Tom yam goong: a spicy
shrimp soup made with coconut milk, lemongrass, lime
leaves, galangal and shallots.
Kaeng khio wan gai: green
chicken curry made from green curry paste and coconut
Phad thai: noodles
fried with tofu, spring onions, bean sprouts and ground
Phad khrapao: chicken,
pork or prawns stir-fried with basil.
Kaeng phet pet yang:
roast duck curry.
Tom kha gai: chicken
in coconut soup with galangal and lemongrass.
Khao phad: boiled
rice fried with meat, egg, onion, cilantro, garlic and
Moo/gai sate: pork/chicken
kebabs served with peanut sauce.

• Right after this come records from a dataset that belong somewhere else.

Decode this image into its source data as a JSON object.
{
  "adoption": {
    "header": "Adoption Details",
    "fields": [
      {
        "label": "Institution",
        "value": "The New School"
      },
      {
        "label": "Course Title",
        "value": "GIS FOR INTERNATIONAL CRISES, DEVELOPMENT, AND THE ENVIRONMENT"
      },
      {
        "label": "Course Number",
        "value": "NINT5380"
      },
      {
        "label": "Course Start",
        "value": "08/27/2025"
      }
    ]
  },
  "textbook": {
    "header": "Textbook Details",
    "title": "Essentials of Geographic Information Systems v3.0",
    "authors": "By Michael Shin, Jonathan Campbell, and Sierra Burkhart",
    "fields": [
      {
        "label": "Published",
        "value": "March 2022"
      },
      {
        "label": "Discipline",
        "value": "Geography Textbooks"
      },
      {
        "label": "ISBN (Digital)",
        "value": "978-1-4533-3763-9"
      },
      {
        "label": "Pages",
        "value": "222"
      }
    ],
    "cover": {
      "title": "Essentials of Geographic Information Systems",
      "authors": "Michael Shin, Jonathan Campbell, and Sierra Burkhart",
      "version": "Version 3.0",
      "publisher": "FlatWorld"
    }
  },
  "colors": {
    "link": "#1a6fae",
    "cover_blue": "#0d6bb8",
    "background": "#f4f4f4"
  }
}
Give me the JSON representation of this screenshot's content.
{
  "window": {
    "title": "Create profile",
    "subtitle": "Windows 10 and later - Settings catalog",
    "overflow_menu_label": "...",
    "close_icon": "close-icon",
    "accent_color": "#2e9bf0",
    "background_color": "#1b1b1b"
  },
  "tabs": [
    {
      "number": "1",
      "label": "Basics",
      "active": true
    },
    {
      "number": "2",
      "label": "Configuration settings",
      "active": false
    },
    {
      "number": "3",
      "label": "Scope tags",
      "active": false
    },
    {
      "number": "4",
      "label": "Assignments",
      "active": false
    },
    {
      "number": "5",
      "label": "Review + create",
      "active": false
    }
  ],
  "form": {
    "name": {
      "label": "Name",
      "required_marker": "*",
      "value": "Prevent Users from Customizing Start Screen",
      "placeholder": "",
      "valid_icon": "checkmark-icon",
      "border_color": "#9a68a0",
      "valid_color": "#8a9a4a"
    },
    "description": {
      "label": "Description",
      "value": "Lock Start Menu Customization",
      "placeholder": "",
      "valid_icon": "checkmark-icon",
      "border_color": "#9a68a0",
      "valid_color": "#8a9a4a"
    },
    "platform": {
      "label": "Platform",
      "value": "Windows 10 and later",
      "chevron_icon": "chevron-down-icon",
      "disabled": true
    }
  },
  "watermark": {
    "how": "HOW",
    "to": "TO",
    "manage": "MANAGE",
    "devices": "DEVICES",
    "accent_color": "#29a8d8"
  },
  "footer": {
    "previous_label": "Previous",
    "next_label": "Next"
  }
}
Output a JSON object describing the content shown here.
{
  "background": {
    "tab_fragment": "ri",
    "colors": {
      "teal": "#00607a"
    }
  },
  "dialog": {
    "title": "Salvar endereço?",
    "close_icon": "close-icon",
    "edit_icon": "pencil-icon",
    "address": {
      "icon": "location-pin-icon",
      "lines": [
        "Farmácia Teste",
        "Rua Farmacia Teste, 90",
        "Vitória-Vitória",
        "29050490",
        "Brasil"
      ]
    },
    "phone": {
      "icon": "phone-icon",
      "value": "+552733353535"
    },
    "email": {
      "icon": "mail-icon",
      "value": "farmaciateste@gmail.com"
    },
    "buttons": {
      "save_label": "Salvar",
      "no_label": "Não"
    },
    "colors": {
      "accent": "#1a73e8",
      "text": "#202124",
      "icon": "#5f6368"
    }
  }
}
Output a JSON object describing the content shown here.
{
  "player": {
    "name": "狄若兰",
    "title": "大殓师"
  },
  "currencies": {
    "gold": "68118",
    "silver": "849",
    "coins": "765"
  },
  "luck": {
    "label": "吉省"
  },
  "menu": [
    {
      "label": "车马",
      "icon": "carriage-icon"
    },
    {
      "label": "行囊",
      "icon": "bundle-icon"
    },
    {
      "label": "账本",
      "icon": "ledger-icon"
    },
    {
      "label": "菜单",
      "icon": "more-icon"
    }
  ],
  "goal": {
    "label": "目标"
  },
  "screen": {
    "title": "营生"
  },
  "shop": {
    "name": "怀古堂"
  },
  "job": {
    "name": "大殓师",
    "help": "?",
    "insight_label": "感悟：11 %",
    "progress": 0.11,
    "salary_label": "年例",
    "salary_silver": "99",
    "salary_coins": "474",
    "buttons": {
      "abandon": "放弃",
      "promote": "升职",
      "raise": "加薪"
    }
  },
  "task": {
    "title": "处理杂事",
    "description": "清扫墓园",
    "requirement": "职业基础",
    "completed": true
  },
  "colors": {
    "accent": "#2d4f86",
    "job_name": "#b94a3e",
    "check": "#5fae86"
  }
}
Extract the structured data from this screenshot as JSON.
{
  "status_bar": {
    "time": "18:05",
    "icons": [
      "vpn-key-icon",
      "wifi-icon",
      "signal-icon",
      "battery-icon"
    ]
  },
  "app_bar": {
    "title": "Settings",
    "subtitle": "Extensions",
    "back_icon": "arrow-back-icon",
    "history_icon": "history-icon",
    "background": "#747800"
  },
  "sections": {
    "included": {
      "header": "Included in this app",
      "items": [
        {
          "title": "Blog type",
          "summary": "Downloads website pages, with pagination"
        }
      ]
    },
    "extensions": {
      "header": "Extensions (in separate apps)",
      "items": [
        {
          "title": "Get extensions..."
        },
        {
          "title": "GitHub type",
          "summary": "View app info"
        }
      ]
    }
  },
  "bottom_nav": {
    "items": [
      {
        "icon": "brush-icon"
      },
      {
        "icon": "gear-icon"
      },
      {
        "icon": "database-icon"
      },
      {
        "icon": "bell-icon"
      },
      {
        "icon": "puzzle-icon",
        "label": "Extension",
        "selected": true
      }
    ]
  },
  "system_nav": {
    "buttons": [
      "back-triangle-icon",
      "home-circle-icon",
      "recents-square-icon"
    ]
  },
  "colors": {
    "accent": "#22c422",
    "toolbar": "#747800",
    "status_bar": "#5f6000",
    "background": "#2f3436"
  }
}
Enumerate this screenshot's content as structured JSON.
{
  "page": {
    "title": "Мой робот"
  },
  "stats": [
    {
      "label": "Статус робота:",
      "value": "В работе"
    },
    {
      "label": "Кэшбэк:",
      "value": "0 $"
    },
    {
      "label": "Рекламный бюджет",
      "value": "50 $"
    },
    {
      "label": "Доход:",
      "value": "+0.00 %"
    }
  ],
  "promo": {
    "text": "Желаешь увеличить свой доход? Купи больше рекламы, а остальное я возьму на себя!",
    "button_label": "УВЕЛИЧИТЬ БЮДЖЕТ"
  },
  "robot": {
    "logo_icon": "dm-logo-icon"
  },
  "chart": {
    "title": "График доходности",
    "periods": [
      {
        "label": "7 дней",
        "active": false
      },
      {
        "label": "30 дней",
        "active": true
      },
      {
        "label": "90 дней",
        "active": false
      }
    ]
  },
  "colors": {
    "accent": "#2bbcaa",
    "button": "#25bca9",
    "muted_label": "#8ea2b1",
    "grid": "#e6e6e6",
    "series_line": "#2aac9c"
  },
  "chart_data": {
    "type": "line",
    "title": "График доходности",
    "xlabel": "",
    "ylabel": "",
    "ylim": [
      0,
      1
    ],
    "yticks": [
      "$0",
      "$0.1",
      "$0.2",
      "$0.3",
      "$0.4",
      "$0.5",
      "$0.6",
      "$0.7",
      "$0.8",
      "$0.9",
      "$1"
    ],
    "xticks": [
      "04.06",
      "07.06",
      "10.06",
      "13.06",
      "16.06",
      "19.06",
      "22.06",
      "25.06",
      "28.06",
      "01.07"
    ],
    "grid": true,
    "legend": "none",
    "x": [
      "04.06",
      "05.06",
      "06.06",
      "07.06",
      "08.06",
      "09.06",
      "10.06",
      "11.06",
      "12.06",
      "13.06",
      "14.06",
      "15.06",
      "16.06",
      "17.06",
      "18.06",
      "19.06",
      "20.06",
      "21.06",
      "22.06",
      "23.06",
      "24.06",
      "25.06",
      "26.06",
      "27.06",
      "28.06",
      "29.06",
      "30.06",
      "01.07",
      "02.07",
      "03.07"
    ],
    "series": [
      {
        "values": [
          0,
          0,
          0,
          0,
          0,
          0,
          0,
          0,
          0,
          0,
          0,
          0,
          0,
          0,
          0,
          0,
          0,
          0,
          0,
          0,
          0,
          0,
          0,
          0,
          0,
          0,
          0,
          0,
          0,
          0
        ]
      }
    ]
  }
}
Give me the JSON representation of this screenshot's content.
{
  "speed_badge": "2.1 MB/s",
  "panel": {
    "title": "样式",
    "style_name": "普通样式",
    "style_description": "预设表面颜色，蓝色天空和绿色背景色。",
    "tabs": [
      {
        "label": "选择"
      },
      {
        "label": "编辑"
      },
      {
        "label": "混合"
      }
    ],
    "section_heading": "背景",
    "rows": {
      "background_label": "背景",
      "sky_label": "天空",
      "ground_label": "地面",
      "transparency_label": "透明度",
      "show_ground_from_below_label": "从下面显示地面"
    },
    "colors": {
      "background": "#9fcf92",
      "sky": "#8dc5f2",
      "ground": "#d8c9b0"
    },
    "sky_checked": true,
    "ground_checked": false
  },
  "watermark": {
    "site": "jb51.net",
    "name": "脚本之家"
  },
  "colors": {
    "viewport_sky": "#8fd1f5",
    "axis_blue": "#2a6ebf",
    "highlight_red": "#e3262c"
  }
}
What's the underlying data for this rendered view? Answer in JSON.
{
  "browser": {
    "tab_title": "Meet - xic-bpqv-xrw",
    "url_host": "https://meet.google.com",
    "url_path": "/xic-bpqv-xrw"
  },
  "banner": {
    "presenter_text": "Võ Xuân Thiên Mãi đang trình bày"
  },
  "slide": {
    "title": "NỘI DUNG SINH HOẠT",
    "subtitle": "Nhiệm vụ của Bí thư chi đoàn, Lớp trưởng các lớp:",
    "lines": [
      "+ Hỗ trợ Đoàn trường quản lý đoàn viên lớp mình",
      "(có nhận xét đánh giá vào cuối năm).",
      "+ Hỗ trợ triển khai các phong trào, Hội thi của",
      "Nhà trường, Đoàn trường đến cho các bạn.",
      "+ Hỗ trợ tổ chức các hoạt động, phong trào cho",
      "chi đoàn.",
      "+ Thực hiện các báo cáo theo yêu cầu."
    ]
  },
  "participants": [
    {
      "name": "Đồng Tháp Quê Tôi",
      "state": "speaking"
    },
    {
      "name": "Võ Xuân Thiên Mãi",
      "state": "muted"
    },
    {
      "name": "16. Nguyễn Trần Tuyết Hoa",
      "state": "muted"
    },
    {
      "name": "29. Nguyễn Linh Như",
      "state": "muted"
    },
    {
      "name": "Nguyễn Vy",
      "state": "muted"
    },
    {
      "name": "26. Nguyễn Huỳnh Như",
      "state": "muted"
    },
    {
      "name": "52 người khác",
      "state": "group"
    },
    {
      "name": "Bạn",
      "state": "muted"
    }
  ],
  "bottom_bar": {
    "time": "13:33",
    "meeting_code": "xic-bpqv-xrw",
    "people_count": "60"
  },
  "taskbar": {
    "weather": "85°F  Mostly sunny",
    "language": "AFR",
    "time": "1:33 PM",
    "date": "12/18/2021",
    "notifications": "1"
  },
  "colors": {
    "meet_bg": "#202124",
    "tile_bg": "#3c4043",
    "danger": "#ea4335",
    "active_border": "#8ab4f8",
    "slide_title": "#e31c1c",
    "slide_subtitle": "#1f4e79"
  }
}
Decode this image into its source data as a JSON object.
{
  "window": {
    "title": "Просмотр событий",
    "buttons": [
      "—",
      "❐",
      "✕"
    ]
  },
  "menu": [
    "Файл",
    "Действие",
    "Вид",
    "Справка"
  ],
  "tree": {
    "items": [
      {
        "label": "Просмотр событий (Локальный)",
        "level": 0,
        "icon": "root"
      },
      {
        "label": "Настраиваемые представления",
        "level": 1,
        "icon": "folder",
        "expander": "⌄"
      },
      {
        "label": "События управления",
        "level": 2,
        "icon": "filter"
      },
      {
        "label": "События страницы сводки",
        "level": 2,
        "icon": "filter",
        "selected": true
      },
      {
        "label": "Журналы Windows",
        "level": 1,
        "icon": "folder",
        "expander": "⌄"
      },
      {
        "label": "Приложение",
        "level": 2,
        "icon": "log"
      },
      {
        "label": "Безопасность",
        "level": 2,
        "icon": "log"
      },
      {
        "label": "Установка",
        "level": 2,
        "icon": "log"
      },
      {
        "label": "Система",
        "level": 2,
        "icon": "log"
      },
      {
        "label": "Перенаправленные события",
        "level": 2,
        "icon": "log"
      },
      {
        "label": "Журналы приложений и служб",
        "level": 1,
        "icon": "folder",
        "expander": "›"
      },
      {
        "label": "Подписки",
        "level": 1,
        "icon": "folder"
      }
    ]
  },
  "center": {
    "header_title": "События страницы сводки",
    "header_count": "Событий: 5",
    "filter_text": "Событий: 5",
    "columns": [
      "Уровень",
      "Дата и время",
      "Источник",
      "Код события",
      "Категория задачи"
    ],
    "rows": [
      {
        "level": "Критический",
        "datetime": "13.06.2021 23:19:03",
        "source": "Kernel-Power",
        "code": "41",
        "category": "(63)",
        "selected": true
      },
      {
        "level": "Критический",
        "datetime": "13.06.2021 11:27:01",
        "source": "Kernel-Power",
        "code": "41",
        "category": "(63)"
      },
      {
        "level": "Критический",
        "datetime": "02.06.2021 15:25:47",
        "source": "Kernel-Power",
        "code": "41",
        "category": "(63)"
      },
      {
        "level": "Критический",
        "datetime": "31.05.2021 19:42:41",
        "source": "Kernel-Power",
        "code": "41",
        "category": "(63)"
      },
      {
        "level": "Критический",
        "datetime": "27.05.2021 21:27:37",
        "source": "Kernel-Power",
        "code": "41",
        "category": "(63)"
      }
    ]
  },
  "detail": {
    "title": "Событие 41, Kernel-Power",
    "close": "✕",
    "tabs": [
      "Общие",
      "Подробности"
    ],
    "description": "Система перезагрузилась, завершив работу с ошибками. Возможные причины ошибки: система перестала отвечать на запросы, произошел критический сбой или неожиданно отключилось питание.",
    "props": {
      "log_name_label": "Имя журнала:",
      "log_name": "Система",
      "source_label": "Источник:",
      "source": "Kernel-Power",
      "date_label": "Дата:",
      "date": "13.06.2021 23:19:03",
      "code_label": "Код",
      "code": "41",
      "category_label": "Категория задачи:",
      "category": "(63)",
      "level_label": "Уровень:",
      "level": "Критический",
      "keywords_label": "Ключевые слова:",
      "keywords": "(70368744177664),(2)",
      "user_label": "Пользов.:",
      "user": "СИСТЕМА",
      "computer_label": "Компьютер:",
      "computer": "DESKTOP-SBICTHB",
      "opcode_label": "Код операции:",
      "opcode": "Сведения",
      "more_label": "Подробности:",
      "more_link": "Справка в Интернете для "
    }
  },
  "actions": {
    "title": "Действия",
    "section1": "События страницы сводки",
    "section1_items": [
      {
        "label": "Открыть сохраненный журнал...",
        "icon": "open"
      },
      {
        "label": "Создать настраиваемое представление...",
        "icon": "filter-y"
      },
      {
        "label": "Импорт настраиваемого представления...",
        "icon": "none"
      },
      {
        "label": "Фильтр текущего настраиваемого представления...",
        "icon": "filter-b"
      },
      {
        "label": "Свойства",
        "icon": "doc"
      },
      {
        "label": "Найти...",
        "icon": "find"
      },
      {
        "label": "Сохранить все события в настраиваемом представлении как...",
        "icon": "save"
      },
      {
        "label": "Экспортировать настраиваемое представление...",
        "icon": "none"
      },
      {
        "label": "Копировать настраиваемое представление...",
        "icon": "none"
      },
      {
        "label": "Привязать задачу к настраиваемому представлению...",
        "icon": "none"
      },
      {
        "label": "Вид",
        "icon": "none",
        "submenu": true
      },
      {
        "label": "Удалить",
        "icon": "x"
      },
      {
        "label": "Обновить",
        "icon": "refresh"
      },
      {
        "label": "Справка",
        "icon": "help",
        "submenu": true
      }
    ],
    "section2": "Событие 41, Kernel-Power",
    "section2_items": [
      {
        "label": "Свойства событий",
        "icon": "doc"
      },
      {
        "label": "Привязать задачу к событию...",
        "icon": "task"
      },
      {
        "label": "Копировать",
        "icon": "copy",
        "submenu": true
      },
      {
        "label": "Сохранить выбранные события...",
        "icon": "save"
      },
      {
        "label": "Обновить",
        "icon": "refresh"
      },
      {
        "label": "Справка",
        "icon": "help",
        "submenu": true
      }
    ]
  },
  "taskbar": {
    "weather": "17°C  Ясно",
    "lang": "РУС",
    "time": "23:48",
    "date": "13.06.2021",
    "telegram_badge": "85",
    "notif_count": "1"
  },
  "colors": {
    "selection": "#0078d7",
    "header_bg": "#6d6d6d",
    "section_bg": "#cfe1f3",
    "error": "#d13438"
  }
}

Gai phad met mamuang:
stir-fried chicken with cashew nuts.